> **Aim of the task**
Write out every line below that includes the word "name".

Stored entries:

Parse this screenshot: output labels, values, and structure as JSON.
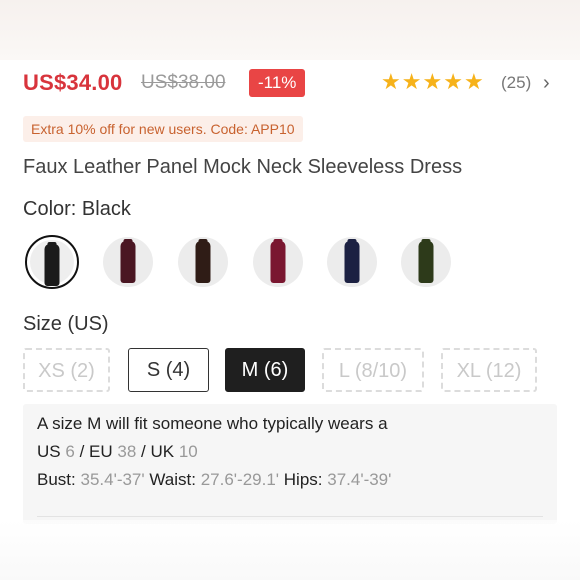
{
  "price": {
    "current": "US$34.00",
    "original": "US$38.00",
    "discount": "-11%"
  },
  "rating": {
    "stars": 5,
    "count": "(25)"
  },
  "promo": "Extra 10% off for new users. Code: APP10",
  "product_title": "Faux Leather Panel Mock Neck Sleeveless Dress",
  "color": {
    "label": "Color: Black",
    "options": [
      {
        "name": "black",
        "hex": "#1a1a1a",
        "selected": true
      },
      {
        "name": "burgundy",
        "hex": "#4a1622"
      },
      {
        "name": "brown",
        "hex": "#2f1c16"
      },
      {
        "name": "wine-red",
        "hex": "#7a1730"
      },
      {
        "name": "navy",
        "hex": "#1c2142"
      },
      {
        "name": "olive",
        "hex": "#2d3a1a"
      }
    ]
  },
  "size": {
    "label": "Size (US)",
    "options": [
      {
        "label": "XS (2)",
        "state": "disabled"
      },
      {
        "label": "S (4)",
        "state": "available"
      },
      {
        "label": "M (6)",
        "state": "selected"
      },
      {
        "label": "L (8/10)",
        "state": "disabled"
      },
      {
        "label": "XL (12)",
        "state": "disabled"
      }
    ]
  },
  "fit": {
    "intro": "A size M will fit someone who typically wears a",
    "us_label": "US",
    "us_value": "6",
    "eu_label": "/ EU",
    "eu_value": "38",
    "uk_label": "/ UK",
    "uk_value": "10",
    "bust_label": "Bust:",
    "bust_value": "35.4'-37'",
    "waist_label": "Waist:",
    "waist_value": "27.6'-29.1'",
    "hips_label": "Hips:",
    "hips_value": "37.4'-39'"
  }
}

> **Solution below**
        "name": "black",
        "name": "burgundy",
        "name": "brown",
        "name": "wine-red",
        "name": "navy",
        "name": "olive",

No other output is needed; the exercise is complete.